# Is my lambda calculus reduction correct and final form valid in simply typed lambda calc?

I'm looking at some lambda calculus at the moment and came across this question:

0:R

1:R

plus: R->R->R

(lambda f:T . lambda g:U . (f 0) (g 0)) (plus 1) (plus (plus 1 1))

Is it well typed given appropriate types for T and U?

I'm new to lambda calc but I gather that we substitute (plus 1) for f and (plus (plus 1 1)) for g.

This will reduce to
(plus 1 0) (plus (plus 1 1) 0) The right hand side (plus 1 1) will reduce to an R and then we will have (plus R 0) which will reduce to an R. The left side will reduce to an R so the whole expression reduces to the form R R.

Is this correct? Then f and g are of type R -> R (from currying) to make it valid. Is it an issue that the final expression will be of the form R R. Does this mean R gets applied to R then, so R would have to be an 'automorphic' function (mapping from a type to the same type)... is this something related to not having recursion in simply typed lambda calc?

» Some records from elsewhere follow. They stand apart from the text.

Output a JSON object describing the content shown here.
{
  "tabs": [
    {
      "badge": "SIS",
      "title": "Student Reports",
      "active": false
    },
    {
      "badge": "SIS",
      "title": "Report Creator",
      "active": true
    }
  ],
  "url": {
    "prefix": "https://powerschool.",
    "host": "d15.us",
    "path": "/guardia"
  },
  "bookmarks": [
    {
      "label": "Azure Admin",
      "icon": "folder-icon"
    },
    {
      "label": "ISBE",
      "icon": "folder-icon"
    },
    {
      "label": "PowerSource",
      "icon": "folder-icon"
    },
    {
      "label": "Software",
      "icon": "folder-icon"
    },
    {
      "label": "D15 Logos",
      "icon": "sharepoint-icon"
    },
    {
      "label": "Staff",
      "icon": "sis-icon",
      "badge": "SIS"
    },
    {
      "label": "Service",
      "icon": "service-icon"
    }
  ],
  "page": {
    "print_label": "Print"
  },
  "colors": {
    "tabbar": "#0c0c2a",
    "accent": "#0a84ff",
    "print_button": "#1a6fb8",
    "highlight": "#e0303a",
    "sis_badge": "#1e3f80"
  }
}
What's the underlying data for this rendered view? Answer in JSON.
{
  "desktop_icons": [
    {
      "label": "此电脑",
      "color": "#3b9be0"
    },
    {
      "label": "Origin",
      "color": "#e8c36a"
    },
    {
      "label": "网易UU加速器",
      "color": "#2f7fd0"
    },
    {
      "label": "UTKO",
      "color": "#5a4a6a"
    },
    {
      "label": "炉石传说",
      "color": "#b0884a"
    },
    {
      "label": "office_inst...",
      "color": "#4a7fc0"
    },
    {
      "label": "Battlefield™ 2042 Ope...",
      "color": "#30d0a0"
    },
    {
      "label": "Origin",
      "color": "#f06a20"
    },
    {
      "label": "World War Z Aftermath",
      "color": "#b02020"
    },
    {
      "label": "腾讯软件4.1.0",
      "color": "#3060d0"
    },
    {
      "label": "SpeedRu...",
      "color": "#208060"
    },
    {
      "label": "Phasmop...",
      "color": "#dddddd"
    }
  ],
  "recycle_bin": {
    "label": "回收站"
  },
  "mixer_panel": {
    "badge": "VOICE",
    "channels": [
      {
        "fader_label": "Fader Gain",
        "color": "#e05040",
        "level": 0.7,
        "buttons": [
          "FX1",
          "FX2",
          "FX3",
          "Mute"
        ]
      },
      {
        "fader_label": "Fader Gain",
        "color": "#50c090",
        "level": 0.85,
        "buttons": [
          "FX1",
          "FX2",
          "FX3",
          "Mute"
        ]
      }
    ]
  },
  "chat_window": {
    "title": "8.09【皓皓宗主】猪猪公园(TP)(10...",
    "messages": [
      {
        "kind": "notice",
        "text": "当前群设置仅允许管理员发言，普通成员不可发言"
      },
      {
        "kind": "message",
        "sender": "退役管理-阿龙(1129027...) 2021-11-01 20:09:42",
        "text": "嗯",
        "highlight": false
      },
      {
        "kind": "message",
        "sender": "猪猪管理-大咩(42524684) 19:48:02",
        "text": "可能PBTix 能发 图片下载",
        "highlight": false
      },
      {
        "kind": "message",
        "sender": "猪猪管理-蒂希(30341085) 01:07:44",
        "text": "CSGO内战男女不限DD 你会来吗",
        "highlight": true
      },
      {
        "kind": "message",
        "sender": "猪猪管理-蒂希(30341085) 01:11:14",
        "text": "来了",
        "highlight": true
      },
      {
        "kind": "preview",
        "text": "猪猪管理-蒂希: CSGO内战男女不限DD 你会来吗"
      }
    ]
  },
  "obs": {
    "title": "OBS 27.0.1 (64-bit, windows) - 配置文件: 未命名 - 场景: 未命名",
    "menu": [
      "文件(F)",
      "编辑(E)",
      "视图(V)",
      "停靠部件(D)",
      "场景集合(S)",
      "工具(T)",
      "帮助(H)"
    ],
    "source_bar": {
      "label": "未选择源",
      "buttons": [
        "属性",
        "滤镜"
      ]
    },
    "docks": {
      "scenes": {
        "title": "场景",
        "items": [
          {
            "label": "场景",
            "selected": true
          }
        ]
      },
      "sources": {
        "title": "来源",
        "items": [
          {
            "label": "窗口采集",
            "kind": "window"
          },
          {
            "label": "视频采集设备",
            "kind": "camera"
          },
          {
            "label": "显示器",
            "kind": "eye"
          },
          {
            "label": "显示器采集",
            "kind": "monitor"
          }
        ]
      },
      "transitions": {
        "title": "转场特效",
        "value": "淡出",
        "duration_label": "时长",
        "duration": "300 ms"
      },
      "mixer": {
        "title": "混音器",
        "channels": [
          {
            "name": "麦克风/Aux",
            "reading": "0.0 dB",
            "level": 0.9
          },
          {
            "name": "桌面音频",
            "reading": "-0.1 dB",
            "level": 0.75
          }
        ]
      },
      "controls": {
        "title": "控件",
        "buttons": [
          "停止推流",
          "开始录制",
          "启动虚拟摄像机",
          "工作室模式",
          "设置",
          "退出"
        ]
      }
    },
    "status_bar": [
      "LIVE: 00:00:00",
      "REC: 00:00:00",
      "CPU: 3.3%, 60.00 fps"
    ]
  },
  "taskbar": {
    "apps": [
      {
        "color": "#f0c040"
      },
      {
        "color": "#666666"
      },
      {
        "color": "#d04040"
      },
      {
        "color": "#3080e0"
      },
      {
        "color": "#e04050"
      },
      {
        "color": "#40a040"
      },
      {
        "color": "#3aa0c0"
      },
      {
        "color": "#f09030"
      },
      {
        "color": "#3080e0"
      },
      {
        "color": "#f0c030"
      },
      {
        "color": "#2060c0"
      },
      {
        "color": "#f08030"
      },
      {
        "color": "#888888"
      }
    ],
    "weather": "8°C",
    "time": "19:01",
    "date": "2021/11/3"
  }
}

While your way of calculating the types isn't quite how it works, it gives the right answer here. As you say, you end up with f 0 having type R and g 0 having type R. Since we apply f 0 to g 0, R must be of the form R -> X for some X. In other words, you have the equi-recursive type R = R -> X. Such types are almost always disallowed. Thus, this would be a type error. If R is a fixed primitive type, e.g. a type of primitive natural numbers, then it is simply not the case that R = R -> X and so you would also get a type error.
• Thanks, this is what I was thinking of when I said contradicting with the lack of recursion. So, for example $\lambda_{:T} v . v v$ is always invalid in simply typed lambda calculus, ie. we cannot find an appropriate type for T? – Rob M Jan 9 '18 at 18:48
• There's a difference between having value-level recursion, e.g. a fixed point primitive, which is quite common in simply typed lambda calculi meant for programming, and having type-level equi-recursion, which is very uncommon. Iso-recursive types, where you have to explicitly "wrap" and "unwrap" between a type and its expansion is fairly common. Equi-recursive and iso-recursive types don't require value-level recursion, though they often provide an indirect way of creating it. For the simply typed lambda calculus without equi-recursive types, $\lambda v\!:\!T.vv$ is always a type error. – Derek Elkins left SE Jan 9 '18 at 18:57
• There are other type systems that can give a type to $\lambda v\!:\!T.vv$. Intersection type systems can give it a type like $(T \& (T \to X)) \to X$. In polymorphic type systems with higher-rank types, you can set $T=\forall a.a \to a$, but the type $\forall a.a\to a$ is very strict, e.g. in many systems there is only one value for that type, the identity function. – Derek Elkins left SE Jan 9 '18 at 19:00